--- Directions for this task ---
From the records below, report the number of lines that contain "Anmeldung", and add nothing.

--- Supplied records Enclosed Below ---

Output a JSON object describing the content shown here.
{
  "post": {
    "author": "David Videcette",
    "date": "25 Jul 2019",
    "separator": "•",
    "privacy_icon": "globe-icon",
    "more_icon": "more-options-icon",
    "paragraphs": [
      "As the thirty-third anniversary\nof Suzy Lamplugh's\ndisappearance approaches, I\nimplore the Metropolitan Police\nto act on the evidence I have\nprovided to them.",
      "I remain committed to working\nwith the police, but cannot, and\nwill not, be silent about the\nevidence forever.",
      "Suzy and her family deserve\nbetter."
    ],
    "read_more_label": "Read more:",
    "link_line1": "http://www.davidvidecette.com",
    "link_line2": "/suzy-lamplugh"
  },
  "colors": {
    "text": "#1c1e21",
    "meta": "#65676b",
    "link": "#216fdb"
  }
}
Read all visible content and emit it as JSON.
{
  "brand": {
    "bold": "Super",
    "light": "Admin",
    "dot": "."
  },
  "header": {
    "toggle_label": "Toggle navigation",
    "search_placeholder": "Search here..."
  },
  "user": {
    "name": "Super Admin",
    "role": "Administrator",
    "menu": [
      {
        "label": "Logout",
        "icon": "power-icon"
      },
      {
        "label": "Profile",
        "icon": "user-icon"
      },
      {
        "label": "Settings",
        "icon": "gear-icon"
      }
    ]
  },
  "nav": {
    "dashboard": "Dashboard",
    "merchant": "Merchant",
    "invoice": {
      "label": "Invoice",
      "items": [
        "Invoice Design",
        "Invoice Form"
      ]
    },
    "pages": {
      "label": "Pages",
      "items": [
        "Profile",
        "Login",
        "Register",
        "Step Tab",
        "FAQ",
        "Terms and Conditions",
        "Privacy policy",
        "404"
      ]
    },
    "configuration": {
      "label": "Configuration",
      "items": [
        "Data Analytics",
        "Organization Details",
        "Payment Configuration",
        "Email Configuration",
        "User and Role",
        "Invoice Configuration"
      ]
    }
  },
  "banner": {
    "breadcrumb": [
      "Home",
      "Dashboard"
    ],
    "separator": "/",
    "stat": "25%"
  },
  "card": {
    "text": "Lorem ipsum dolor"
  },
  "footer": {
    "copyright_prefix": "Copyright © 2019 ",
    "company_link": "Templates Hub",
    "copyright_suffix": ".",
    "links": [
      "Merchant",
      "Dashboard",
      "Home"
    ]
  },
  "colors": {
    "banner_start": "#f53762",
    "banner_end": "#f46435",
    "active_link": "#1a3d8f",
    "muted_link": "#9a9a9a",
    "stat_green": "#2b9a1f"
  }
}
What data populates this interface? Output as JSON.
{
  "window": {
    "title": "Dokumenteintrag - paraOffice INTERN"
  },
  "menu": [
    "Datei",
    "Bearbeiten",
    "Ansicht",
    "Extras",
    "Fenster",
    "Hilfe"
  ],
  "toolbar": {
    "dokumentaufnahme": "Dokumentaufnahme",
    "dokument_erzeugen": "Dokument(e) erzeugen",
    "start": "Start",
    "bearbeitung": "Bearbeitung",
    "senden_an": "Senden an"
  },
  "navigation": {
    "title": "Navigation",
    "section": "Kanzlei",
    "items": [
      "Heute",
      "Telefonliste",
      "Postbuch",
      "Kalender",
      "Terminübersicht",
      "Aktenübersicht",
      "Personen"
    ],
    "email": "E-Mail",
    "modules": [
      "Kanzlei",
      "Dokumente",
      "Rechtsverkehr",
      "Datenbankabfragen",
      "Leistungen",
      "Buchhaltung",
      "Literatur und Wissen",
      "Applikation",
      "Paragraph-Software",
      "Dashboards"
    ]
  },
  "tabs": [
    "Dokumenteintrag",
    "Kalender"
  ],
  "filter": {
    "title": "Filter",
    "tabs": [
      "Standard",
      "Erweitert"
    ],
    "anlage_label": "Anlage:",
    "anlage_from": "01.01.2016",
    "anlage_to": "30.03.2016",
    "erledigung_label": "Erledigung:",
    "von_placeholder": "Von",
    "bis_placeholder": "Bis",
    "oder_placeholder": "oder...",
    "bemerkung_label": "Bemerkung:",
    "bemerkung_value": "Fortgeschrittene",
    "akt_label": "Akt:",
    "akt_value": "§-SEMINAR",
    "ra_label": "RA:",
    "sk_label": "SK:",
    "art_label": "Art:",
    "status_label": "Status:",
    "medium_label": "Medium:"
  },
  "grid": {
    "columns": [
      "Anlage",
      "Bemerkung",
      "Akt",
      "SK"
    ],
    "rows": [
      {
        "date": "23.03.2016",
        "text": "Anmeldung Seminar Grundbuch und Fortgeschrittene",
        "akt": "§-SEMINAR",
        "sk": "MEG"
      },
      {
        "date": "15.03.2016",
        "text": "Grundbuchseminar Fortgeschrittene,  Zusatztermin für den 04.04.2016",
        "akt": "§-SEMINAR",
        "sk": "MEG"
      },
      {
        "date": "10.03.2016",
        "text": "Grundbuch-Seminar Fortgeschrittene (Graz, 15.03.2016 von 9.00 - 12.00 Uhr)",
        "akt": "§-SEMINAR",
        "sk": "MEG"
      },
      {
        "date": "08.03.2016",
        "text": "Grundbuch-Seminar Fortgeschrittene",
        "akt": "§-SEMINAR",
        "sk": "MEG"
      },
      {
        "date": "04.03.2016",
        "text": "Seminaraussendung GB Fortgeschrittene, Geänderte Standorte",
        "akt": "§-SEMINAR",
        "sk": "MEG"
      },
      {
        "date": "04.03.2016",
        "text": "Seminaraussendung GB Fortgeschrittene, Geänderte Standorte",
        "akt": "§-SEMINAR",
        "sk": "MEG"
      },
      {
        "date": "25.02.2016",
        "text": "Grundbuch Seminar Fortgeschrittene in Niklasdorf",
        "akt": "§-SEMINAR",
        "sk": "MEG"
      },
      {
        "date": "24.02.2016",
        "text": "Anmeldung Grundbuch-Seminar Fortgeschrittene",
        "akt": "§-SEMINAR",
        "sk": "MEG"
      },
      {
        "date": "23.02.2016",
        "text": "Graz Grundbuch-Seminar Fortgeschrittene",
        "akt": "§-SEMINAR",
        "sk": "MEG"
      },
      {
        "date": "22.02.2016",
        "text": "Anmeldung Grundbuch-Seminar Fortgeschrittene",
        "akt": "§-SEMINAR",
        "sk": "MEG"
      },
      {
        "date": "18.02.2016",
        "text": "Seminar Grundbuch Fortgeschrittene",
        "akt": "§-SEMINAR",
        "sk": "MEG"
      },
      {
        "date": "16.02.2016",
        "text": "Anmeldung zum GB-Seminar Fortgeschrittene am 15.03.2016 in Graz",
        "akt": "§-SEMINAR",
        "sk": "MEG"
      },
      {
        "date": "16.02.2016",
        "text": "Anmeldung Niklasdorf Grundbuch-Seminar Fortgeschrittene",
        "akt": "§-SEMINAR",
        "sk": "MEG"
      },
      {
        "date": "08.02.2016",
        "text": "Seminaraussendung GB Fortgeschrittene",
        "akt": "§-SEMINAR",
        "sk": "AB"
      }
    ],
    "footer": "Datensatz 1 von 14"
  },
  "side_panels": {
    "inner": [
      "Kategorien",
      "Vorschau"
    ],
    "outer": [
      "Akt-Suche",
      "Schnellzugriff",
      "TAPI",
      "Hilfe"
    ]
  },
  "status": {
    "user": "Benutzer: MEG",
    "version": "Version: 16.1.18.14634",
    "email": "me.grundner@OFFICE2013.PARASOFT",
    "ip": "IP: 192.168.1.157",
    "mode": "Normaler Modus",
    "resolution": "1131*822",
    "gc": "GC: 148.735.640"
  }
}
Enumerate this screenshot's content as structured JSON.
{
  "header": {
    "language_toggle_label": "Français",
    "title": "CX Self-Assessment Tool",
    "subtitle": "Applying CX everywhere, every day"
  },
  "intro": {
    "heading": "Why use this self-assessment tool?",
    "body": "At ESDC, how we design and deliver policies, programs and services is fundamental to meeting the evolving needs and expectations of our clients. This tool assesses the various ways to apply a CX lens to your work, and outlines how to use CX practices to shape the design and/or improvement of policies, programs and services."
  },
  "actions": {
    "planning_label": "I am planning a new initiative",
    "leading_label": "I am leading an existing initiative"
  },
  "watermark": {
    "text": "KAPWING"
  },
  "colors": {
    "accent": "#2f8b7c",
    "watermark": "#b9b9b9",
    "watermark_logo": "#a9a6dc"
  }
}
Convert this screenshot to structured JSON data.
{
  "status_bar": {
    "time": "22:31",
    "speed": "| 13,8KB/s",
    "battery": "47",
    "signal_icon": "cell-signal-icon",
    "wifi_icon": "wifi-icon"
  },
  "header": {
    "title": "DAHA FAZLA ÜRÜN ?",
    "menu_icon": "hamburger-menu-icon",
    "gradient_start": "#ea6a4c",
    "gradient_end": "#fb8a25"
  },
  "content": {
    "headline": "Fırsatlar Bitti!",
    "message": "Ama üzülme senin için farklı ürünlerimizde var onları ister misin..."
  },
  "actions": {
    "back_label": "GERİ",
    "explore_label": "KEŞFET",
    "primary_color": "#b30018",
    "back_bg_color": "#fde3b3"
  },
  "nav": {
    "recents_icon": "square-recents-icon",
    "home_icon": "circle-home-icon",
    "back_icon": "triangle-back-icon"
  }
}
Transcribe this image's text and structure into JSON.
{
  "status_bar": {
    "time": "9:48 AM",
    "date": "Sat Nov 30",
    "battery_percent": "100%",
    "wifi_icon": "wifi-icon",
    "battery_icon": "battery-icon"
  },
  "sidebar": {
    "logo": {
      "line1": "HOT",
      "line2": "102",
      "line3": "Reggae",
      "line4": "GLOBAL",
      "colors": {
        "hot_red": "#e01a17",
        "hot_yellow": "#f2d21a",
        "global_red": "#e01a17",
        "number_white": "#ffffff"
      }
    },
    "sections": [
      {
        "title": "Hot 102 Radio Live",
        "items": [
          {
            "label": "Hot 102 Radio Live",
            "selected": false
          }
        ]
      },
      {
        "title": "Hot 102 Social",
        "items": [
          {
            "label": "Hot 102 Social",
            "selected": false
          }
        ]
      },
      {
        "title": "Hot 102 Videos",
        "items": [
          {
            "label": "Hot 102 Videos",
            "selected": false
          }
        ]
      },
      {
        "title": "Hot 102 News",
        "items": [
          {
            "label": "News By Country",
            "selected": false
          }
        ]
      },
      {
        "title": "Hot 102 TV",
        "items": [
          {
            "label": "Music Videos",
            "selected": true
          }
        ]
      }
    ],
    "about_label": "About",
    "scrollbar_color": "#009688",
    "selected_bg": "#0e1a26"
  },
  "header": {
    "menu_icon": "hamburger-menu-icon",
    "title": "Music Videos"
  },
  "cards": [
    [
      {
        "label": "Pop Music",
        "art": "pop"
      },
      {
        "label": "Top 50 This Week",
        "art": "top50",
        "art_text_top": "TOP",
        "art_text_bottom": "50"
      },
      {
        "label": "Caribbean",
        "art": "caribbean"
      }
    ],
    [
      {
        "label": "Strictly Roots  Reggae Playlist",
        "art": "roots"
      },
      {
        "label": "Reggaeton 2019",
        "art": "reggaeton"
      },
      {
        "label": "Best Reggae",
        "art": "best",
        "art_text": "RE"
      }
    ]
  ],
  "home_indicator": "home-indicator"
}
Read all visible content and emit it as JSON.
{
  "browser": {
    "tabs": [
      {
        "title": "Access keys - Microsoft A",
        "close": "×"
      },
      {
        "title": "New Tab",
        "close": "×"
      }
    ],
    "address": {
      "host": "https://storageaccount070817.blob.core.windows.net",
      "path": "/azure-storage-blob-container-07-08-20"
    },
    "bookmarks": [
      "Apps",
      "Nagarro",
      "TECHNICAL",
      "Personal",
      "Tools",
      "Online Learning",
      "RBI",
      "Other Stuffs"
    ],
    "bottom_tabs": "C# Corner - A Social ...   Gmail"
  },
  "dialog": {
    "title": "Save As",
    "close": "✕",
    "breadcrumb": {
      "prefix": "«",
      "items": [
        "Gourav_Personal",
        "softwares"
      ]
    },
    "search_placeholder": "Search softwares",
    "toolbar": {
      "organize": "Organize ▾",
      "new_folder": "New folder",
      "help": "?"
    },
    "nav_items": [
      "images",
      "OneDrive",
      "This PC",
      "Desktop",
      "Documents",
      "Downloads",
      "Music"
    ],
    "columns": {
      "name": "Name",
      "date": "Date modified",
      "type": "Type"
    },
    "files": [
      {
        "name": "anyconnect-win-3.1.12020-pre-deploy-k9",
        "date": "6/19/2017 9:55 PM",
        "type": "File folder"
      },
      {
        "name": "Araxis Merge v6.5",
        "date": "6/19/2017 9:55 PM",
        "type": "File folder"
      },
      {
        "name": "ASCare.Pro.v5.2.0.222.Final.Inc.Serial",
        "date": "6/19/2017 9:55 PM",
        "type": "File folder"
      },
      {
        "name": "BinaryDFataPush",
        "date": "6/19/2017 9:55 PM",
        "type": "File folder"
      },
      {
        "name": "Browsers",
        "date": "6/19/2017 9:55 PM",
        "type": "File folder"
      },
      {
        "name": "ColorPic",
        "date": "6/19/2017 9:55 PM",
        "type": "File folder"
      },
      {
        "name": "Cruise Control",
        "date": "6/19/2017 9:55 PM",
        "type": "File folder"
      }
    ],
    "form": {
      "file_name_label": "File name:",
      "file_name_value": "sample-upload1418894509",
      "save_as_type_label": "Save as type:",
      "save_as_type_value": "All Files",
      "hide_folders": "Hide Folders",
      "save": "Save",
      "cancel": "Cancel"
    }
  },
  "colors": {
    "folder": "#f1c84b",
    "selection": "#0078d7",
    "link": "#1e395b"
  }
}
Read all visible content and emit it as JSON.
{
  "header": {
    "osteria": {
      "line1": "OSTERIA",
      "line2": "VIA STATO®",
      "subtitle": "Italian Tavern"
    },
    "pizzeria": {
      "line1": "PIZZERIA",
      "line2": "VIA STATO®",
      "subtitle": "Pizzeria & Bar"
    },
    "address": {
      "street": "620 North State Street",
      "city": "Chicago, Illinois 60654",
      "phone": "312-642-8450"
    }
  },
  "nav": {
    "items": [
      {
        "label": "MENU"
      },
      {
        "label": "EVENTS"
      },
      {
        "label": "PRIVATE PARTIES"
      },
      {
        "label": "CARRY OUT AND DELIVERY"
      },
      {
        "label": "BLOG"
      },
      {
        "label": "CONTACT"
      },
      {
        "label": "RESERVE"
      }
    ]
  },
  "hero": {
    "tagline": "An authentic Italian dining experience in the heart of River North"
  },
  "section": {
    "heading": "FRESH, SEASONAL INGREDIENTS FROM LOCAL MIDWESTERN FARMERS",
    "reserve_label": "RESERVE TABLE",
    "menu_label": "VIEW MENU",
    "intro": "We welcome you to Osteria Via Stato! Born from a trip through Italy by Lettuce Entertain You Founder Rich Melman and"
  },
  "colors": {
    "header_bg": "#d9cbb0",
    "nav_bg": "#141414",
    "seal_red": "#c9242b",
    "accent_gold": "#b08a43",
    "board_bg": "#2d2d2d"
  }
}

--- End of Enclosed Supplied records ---

--- Exercise output ---
5